About this task – Which lines of the listing below contain the word "watermark"? Copy each of them.

Record excerpts –
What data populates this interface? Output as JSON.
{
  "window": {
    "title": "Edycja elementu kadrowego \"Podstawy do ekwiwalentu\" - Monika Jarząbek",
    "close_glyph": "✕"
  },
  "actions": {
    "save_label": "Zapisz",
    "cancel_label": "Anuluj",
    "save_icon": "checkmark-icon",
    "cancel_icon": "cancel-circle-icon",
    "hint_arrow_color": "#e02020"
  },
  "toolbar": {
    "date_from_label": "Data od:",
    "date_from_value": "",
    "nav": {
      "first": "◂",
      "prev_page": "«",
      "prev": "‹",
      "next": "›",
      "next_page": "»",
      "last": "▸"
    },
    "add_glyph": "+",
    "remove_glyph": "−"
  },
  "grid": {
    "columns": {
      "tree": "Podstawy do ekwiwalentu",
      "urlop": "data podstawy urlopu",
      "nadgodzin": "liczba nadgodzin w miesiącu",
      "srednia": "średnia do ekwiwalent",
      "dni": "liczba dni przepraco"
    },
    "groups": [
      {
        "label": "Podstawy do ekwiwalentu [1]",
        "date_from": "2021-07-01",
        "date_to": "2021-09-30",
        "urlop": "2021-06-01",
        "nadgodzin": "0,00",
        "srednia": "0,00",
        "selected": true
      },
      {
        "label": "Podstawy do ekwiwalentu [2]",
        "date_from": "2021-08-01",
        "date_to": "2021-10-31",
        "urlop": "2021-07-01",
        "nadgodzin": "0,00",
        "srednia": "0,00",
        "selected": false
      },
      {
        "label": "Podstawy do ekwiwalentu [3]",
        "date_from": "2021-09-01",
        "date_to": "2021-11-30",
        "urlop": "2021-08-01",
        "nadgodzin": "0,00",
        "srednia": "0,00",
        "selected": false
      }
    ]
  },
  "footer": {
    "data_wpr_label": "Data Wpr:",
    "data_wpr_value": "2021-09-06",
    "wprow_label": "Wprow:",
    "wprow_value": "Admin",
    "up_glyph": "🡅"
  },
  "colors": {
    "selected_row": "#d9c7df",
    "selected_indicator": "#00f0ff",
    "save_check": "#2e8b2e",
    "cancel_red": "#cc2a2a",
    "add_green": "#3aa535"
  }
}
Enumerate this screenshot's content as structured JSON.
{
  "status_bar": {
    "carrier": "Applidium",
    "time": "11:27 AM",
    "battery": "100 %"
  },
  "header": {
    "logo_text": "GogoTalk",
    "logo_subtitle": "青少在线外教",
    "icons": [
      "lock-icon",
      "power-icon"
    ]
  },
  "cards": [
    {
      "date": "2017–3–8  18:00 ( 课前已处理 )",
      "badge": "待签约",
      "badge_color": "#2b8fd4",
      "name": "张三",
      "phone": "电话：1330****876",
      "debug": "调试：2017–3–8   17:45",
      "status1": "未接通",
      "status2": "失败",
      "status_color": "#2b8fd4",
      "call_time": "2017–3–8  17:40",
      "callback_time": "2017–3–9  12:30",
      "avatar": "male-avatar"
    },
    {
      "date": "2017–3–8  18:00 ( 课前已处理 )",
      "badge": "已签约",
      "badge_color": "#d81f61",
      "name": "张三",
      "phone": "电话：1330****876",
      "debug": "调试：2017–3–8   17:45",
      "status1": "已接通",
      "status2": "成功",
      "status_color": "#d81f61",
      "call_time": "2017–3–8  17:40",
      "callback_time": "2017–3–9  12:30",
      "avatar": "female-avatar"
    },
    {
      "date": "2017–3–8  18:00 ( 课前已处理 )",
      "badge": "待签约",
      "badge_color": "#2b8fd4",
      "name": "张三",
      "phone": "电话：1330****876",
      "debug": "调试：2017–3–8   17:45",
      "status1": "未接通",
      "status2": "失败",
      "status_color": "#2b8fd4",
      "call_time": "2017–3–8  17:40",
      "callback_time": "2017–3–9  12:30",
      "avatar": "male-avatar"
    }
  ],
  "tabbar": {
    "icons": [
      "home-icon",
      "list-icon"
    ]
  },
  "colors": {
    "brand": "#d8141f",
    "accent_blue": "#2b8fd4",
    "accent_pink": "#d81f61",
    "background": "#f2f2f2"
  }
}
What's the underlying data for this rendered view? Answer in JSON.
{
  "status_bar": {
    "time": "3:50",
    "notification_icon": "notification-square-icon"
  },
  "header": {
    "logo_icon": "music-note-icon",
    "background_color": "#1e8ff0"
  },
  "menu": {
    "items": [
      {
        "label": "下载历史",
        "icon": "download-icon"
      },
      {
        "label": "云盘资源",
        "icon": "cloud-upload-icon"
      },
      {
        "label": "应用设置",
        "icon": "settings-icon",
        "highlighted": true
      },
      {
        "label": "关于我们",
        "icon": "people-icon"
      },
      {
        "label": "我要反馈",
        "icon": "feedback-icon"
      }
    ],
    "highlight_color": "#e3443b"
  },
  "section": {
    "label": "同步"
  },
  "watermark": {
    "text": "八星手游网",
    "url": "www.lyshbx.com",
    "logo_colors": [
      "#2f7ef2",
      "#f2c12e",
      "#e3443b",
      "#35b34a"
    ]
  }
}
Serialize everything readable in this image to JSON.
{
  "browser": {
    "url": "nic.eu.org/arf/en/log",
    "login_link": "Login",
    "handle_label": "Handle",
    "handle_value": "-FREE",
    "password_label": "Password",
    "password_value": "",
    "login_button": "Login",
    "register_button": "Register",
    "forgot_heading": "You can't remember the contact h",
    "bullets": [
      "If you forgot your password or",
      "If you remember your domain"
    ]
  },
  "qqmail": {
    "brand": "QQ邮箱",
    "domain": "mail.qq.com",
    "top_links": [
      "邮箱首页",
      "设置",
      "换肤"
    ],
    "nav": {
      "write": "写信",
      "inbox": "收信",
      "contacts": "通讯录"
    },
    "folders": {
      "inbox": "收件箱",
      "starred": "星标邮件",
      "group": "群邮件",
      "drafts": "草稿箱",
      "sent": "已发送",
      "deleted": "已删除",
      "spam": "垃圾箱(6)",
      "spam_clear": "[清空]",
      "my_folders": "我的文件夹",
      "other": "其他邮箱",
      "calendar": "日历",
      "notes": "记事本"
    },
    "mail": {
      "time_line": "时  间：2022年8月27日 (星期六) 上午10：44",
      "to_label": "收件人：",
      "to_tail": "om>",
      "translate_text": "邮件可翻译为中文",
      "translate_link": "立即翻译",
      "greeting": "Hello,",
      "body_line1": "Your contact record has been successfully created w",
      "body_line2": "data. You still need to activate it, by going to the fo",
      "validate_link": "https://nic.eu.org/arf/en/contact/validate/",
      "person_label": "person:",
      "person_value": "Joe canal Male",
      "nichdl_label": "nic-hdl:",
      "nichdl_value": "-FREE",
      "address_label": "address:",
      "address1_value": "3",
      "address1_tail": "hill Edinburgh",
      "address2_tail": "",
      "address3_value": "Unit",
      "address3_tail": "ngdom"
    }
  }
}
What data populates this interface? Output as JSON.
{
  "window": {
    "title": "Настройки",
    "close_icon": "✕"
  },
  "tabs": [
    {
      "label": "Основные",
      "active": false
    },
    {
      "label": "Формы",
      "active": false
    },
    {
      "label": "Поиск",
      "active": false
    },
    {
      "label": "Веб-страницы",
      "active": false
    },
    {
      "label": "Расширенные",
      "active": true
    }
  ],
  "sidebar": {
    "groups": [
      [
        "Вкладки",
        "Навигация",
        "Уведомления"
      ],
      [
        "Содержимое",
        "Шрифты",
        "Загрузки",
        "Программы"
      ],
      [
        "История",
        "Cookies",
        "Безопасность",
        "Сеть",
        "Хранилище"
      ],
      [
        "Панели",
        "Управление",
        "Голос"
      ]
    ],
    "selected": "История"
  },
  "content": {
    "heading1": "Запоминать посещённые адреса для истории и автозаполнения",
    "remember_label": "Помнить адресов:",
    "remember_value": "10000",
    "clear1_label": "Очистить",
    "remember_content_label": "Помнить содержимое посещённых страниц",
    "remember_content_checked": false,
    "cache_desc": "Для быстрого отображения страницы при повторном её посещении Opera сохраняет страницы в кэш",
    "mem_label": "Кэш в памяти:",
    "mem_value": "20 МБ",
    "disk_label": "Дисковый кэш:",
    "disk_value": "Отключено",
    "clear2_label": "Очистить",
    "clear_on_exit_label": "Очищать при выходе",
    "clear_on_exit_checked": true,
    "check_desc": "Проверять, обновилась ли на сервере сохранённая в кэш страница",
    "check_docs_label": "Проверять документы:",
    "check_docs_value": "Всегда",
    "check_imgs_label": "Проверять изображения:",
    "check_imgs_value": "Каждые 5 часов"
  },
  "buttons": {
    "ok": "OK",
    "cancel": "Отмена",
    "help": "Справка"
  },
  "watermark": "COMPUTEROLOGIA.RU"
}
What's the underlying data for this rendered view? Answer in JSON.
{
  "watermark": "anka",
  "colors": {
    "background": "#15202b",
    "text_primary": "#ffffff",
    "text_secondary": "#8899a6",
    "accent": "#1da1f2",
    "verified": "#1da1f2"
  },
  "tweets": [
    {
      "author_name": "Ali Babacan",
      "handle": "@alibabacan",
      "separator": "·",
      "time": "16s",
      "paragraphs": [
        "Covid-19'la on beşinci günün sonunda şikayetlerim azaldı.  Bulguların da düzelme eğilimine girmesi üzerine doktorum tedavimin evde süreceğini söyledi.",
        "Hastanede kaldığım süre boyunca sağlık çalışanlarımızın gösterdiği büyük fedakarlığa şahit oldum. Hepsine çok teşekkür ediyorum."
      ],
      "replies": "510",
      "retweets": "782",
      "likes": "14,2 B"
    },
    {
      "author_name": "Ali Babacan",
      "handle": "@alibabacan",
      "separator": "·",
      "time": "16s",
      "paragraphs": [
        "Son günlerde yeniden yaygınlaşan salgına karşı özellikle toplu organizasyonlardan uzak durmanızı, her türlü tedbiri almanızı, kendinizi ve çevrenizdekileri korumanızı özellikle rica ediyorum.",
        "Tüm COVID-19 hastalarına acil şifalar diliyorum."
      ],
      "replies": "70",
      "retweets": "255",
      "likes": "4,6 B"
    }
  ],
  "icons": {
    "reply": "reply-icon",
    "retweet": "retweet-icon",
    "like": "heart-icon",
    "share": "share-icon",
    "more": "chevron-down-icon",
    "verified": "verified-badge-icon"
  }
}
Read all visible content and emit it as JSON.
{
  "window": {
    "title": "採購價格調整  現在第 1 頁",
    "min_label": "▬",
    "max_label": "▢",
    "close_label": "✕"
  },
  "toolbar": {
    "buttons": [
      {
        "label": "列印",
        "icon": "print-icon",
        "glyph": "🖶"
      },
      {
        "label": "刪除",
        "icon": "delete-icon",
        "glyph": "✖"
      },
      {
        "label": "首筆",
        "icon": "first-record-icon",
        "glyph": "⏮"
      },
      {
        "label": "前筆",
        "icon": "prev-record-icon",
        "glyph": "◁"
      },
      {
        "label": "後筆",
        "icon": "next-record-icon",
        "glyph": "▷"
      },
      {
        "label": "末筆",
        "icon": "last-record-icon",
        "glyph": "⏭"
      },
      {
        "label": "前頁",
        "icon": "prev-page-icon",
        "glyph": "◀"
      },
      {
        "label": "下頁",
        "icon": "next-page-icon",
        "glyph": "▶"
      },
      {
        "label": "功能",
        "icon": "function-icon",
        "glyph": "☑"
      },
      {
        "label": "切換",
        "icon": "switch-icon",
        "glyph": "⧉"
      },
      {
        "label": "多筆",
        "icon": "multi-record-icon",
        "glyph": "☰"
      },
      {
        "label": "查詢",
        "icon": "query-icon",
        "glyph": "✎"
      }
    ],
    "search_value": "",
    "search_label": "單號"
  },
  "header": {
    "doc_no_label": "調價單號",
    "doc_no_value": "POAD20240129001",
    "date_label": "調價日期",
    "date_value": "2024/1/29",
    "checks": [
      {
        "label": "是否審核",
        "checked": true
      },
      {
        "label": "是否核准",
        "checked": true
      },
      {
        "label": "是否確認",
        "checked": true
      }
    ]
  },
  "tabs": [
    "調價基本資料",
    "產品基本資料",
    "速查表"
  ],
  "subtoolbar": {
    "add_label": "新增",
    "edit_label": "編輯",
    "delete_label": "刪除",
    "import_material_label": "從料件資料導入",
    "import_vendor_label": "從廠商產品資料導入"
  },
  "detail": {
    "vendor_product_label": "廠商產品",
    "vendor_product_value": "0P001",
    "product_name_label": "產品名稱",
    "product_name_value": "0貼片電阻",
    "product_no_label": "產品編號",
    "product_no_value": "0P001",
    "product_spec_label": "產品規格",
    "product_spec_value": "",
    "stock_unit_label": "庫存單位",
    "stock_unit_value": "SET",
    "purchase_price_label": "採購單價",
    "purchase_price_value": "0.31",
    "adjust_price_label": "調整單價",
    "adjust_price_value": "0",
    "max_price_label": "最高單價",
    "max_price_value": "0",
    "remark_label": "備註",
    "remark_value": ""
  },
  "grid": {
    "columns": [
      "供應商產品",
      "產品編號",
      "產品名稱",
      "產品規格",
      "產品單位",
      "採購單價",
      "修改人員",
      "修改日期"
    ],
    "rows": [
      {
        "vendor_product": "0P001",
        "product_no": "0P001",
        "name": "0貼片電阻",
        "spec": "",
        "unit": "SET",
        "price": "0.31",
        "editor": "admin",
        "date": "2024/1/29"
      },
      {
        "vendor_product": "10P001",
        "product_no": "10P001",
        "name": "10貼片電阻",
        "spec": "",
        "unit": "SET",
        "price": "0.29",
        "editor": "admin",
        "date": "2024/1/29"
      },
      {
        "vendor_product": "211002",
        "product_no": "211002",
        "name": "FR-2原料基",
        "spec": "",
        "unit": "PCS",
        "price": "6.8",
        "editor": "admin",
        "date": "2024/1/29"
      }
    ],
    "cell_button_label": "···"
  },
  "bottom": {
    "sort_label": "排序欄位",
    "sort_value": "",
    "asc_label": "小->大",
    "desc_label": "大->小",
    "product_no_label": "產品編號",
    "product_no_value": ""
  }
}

Task output –
  "watermark": {
  "watermark": "COMPUTEROLOGIA.RU"
  "watermark": "anka",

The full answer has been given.